WHAT THIS TASK INVOLVES
Apart from the images, repeat the data below exactly as written.

Interface dataset entries

= = = =

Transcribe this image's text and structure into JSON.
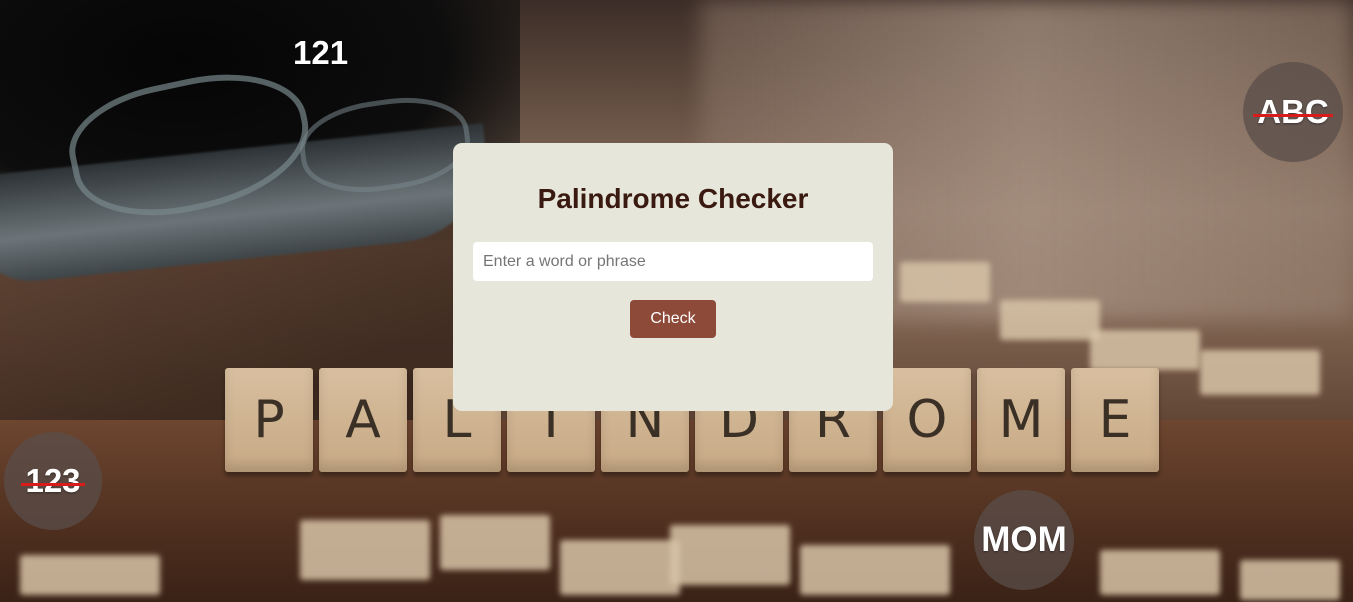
{
  "app": {
    "title": "Palindrome Checker"
  },
  "form": {
    "input_placeholder": "Enter a word or phrase",
    "input_value": "",
    "check_button_label": "Check"
  },
  "decorations": {
    "top_number": "121",
    "abc_badge": "ABC",
    "num_badge": "123",
    "mom_badge": "MOM",
    "tiles": [
      "P",
      "A",
      "L",
      "I",
      "N",
      "D",
      "R",
      "O",
      "M",
      "E"
    ]
  },
  "colors": {
    "card_background": "#e6e6da",
    "title_color": "#3a1a10",
    "button_color": "#8d4a38",
    "strike_color": "#d81b1b"
  }
}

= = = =

OUTPUT OF THE TASK
Transcribe this image's text and structure into JSON.
{
  "app": {
    "title": "Palindrome Checker"
  },
  "form": {
    "input_placeholder": "Enter a word or phrase",
    "input_value": "",
    "check_button_label": "Check"
  },
  "decorations": {
    "top_number": "121",
    "abc_badge": "ABC",
    "num_badge": "123",
    "mom_badge": "MOM",
    "tiles": [
      "P",
      "A",
      "L",
      "I",
      "N",
      "D",
      "R",
      "O",
      "M",
      "E"
    ]
  },
  "colors": {
    "card_background": "#e6e6da",
    "title_color": "#3a1a10",
    "button_color": "#8d4a38",
    "strike_color": "#d81b1b"
  }
}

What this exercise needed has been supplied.